D. D. (full name withheld upon request)
One of your points is that letter-writing is a form of participatory democracy, civic involvement, active citizenry. But, letter-writing is done in the privacy of one's home as an outburst of praise or rage (usually rage), and then, having satisfied its purpose of getting something off one’s chest (or showing others that they’re wrong or misguided), is put aside for the other activities of daily life. Participatory democracy, civic involvement, is working with others in your neighborhood, your community, your city, your state. Citizenry is taking an active role in political or not-for-profit groups whose activities have goals beyond immediate satisfaction, and repercussions that affect others far beyond the readers of one publication.
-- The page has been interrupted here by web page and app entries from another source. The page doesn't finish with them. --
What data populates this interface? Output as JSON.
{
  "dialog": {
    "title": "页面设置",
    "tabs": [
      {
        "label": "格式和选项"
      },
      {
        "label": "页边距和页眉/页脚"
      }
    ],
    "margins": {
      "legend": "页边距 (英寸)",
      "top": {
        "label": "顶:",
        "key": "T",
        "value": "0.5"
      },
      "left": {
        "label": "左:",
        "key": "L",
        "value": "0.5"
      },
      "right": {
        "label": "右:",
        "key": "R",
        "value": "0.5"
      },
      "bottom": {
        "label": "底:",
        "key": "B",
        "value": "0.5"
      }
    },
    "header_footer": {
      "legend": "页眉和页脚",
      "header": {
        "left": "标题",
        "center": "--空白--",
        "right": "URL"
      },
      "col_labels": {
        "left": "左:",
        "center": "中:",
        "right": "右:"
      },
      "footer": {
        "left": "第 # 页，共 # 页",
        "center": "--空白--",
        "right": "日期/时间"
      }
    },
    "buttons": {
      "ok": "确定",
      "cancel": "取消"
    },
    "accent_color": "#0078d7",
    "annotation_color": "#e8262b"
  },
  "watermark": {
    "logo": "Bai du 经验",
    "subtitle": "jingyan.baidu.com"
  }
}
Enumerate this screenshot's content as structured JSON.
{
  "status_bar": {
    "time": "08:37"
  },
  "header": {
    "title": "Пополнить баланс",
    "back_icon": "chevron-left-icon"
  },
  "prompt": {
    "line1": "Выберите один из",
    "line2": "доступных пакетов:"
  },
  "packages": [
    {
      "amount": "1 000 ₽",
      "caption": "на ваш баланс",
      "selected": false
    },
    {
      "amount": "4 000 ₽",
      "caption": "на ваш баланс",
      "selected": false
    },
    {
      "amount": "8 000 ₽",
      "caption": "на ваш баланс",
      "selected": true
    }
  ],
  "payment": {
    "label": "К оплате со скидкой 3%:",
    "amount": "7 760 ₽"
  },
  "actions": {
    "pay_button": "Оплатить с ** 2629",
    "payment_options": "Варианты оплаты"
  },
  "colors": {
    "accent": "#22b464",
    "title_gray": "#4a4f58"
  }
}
Women, who, for too long have had to balance work, study, homemaking, child-rearing, and recreation almost by themselves, know exactly how to weigh the importance of how they allocate their time and energy. Perhaps the answer to your puzzlement is, women have figured out that letters to the media are like masturbation. It feels good for the nonce, but doesn’t do much for the future.
Kitchener questions why women are hesitant to raise their voice in the public sphere, but she overlooks the important role that women play in the public relations industry. As a communications professional currently enrolled in a public relations writing class at Georgetown University, I can’t help but note that only two of my current classmates are male. According to an August 2014 article from this publication, the public relations field is nearly two-thirds female. Who do you think is writing many of the opinion pieces and official responses that make their way to the opinions sections of newspapers and journals across the country?
I encourage all women wishing to speak up to find their voice, but we must also recognize communications and public relations professionals (of all backgrounds) for the critical work they do behind the scenes to educate and advocate on their clients’ behalf.
Riverdale Park, Md.
Bring back your comments section. Women are too busy to have time to sit and write a letter. I commented daily on many articles until you got rid of the comments. I am still miffed about that and do not have time to sit and write letters.
Caroline Kitchener replies:
Thanks, everyone, for reading my piece—I’m happy to see what looks like a lot of female names here! Since I published this, quite a few women have written to me with some version of your response, Anna: They’ve told me that they share their opinion with friends, or in local community forums, freely and often, but aren’t inclined to submit it for publication. Women, perhaps, just prefer to voice their opinions privately, or semi-privately. Looking at the responses I personally received to this piece, this theory seems to hold. I got over 20 emails responding to my argument—almost all were from women. But when we discussed the article in our Atlantic discussion forum (one of the features of our membership platform, The Masthead), almost all participants were men. This brings me to your point, Judith: Do letters to the editor actually lead to productive conversations? Even the handful that actually make a clear point? Letters to the editor are, inherently, performative—and maybe that’s a problem. Maybe the public nature of the platform encourages writers to infuse their letters with far too much—as you say, Jen—“bravado.” Maybe the best way to change minds is to talk to a smaller group, or to a friend, one-on-one.
My concern is that if women don’t write letters to the editor, other women will feel like they can’t. At The Atlantic’s offices, I laughed with a group of my female colleagues about the subtitle selected for my piece (a quote from Andrew Perrin, a professor of sociology at UNC Chapel Hill): “In many cases, the confidence men have is not particularly warranted.” I think it’s time for women to have a little unwarranted confidence, too.